Each entry below is to be written out exactly, and the pictures are to be left out.

•••••

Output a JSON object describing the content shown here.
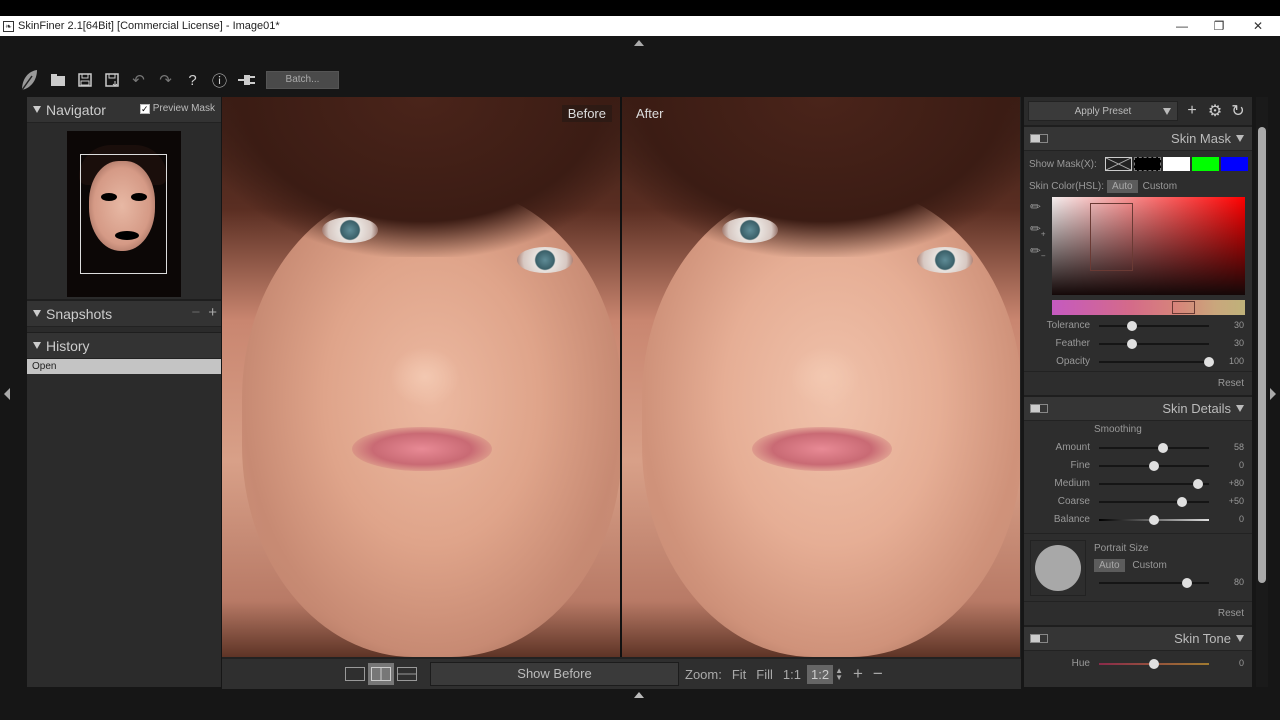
{
  "window": {
    "title": "SkinFiner 2.1[64Bit] [Commercial License] - Image01*",
    "controls": [
      "minimize",
      "restore",
      "close"
    ]
  },
  "toolbar": {
    "icons": [
      "leaf-logo-icon",
      "open-folder-icon",
      "save-icon",
      "save-as-icon",
      "undo-icon",
      "redo-icon",
      "help-icon",
      "info-icon",
      "plugin-icon"
    ],
    "batch_label": "Batch..."
  },
  "left_panel": {
    "navigator": {
      "title": "Navigator",
      "preview_mask_label": "Preview Mask",
      "preview_mask_checked": true
    },
    "snapshots": {
      "title": "Snapshots",
      "minus": "−",
      "plus": "+"
    },
    "history": {
      "title": "History",
      "items": [
        "Open"
      ]
    }
  },
  "viewer": {
    "before_label": "Before",
    "after_label": "After"
  },
  "bottom_bar": {
    "show_before_label": "Show Before",
    "zoom_label": "Zoom:",
    "zoom_options": [
      "Fit",
      "Fill",
      "1:1",
      "1:2"
    ],
    "zoom_selected": "1:2",
    "zoom_in": "+",
    "zoom_out": "−"
  },
  "right_panel": {
    "apply_preset_label": "Apply Preset",
    "skin_mask": {
      "title": "Skin Mask",
      "show_mask_label": "Show Mask(X):",
      "mask_colors": [
        "none",
        "#000000",
        "#ffffff",
        "#00ff00",
        "#0000ff"
      ],
      "skin_color_label": "Skin Color(HSL):",
      "auto_label": "Auto",
      "custom_label": "Custom",
      "sliders": [
        {
          "label": "Tolerance",
          "value": "30",
          "fraction": 0.3
        },
        {
          "label": "Feather",
          "value": "30",
          "fraction": 0.3
        },
        {
          "label": "Opacity",
          "value": "100",
          "fraction": 1.0
        }
      ],
      "reset_label": "Reset"
    },
    "skin_details": {
      "title": "Skin Details",
      "smoothing_label": "Smoothing",
      "sliders": [
        {
          "label": "Amount",
          "value": "58",
          "fraction": 0.58
        },
        {
          "label": "Fine",
          "value": "0",
          "fraction": 0.5
        },
        {
          "label": "Medium",
          "value": "+80",
          "fraction": 0.9
        },
        {
          "label": "Coarse",
          "value": "+50",
          "fraction": 0.75
        },
        {
          "label": "Balance",
          "value": "0",
          "fraction": 0.5
        }
      ],
      "portrait_size_label": "Portrait Size",
      "auto_label": "Auto",
      "custom_label": "Custom",
      "portrait_size_value": "80",
      "portrait_size_fraction": 0.8,
      "reset_label": "Reset"
    },
    "skin_tone": {
      "title": "Skin Tone",
      "sliders": [
        {
          "label": "Hue",
          "value": "0",
          "fraction": 0.5
        }
      ]
    }
  }
}
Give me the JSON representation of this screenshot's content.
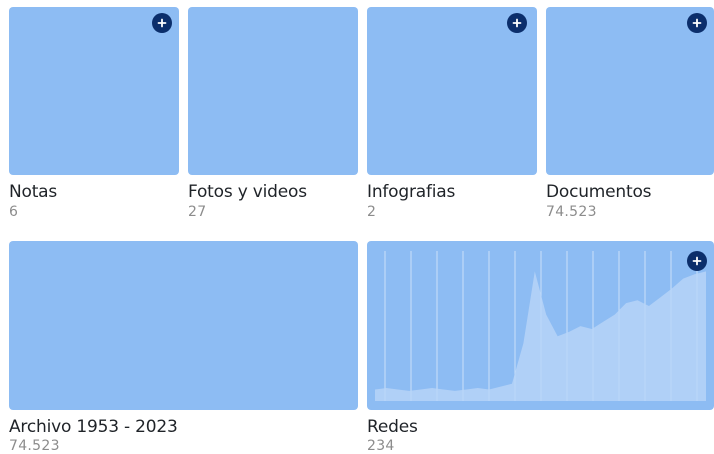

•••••

- _Finished exercise_:
Output a JSON object describing the content shown here.
{
  "window": {
    "title": "SkinFiner 2.1[64Bit] [Commercial License] - Image01*",
    "controls": [
      "minimize",
      "restore",
      "close"
    ]
  },
  "toolbar": {
    "icons": [
      "leaf-logo-icon",
      "open-folder-icon",
      "save-icon",
      "save-as-icon",
      "undo-icon",
      "redo-icon",
      "help-icon",
      "info-icon",
      "plugin-icon"
    ],
    "batch_label": "Batch..."
  },
  "left_panel": {
    "navigator": {
      "title": "Navigator",
      "preview_mask_label": "Preview Mask",
      "preview_mask_checked": true
    },
    "snapshots": {
      "title": "Snapshots",
      "minus": "−",
      "plus": "+"
    },
    "history": {
      "title": "History",
      "items": [
        "Open"
      ]
    }
  },
  "viewer": {
    "before_label": "Before",
    "after_label": "After"
  },
  "bottom_bar": {
    "show_before_label": "Show Before",
    "zoom_label": "Zoom:",
    "zoom_options": [
      "Fit",
      "Fill",
      "1:1",
      "1:2"
    ],
    "zoom_selected": "1:2",
    "zoom_in": "+",
    "zoom_out": "−"
  },
  "right_panel": {
    "apply_preset_label": "Apply Preset",
    "skin_mask": {
      "title": "Skin Mask",
      "show_mask_label": "Show Mask(X):",
      "mask_colors": [
        "none",
        "#000000",
        "#ffffff",
        "#00ff00",
        "#0000ff"
      ],
      "skin_color_label": "Skin Color(HSL):",
      "auto_label": "Auto",
      "custom_label": "Custom",
      "sliders": [
        {
          "label": "Tolerance",
          "value": "30",
          "fraction": 0.3
        },
        {
          "label": "Feather",
          "value": "30",
          "fraction": 0.3
        },
        {
          "label": "Opacity",
          "value": "100",
          "fraction": 1.0
        }
      ],
      "reset_label": "Reset"
    },
    "skin_details": {
      "title": "Skin Details",
      "smoothing_label": "Smoothing",
      "sliders": [
        {
          "label": "Amount",
          "value": "58",
          "fraction": 0.58
        },
        {
          "label": "Fine",
          "value": "0",
          "fraction": 0.5
        },
        {
          "label": "Medium",
          "value": "+80",
          "fraction": 0.9
        },
        {
          "label": "Coarse",
          "value": "+50",
          "fraction": 0.75
        },
        {
          "label": "Balance",
          "value": "0",
          "fraction": 0.5
        }
      ],
      "portrait_size_label": "Portrait Size",
      "auto_label": "Auto",
      "custom_label": "Custom",
      "portrait_size_value": "80",
      "portrait_size_fraction": 0.8,
      "reset_label": "Reset"
    },
    "skin_tone": {
      "title": "Skin Tone",
      "sliders": [
        {
          "label": "Hue",
          "value": "0",
          "fraction": 0.5
        }
      ]
    }
  }
}
Give me the JSON representation of this screenshot's content.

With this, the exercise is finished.